=== THE PROBLEM ===
An exact copy of the entries below is the expected answer.

::: ENTRIES SHOWN :::

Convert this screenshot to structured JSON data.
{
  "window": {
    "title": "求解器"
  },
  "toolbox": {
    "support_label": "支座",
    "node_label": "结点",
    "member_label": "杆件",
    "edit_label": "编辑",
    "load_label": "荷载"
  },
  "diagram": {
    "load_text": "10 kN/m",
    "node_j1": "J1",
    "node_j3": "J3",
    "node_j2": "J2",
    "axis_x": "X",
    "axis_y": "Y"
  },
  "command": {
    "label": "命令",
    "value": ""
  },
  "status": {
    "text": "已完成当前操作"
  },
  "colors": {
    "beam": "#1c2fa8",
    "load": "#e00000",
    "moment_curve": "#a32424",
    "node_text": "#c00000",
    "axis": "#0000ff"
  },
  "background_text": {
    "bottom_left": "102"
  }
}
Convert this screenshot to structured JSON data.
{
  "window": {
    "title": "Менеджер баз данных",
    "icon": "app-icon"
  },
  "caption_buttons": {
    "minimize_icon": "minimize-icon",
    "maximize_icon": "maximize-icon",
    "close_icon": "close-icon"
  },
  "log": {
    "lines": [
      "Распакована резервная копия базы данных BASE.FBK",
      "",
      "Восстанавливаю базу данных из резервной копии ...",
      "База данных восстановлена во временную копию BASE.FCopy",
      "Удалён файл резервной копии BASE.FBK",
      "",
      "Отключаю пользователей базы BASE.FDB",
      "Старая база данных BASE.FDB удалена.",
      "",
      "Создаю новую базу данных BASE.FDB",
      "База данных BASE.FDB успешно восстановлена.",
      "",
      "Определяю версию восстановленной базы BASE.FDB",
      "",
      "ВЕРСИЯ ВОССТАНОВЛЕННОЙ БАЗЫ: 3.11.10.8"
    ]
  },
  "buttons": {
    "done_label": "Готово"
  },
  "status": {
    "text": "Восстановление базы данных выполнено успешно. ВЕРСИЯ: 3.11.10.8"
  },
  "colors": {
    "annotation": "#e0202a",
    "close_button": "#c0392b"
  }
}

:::

=== WRITTEN RESPONSE ===
Convert this screenshot to structured JSON data.
{
  "window": {
    "title": "求解器"
  },
  "toolbox": {
    "support_label": "支座",
    "node_label": "结点",
    "member_label": "杆件",
    "edit_label": "编辑",
    "load_label": "荷载"
  },
  "diagram": {
    "load_text": "10 kN/m",
    "node_j1": "J1",
    "node_j3": "J3",
    "node_j2": "J2",
    "axis_x": "X",
    "axis_y": "Y"
  },
  "command": {
    "label": "命令",
    "value": ""
  },
  "status": {
    "text": "已完成当前操作"
  },
  "colors": {
    "beam": "#1c2fa8",
    "load": "#e00000",
    "moment_curve": "#a32424",
    "node_text": "#c00000",
    "axis": "#0000ff"
  },
  "background_text": {
    "bottom_left": "102"
  }
}
Convert this screenshot to structured JSON data.
{
  "window": {
    "title": "Менеджер баз данных",
    "icon": "app-icon"
  },
  "caption_buttons": {
    "minimize_icon": "minimize-icon",
    "maximize_icon": "maximize-icon",
    "close_icon": "close-icon"
  },
  "log": {
    "lines": [
      "Распакована резервная копия базы данных BASE.FBK",
      "",
      "Восстанавливаю базу данных из резервной копии ...",
      "База данных восстановлена во временную копию BASE.FCopy",
      "Удалён файл резервной копии BASE.FBK",
      "",
      "Отключаю пользователей базы BASE.FDB",
      "Старая база данных BASE.FDB удалена.",
      "",
      "Создаю новую базу данных BASE.FDB",
      "База данных BASE.FDB успешно восстановлена.",
      "",
      "Определяю версию восстановленной базы BASE.FDB",
      "",
      "ВЕРСИЯ ВОССТАНОВЛЕННОЙ БАЗЫ: 3.11.10.8"
    ]
  },
  "buttons": {
    "done_label": "Готово"
  },
  "status": {
    "text": "Восстановление базы данных выполнено успешно. ВЕРСИЯ: 3.11.10.8"
  },
  "colors": {
    "annotation": "#e0202a",
    "close_button": "#c0392b"
  }
}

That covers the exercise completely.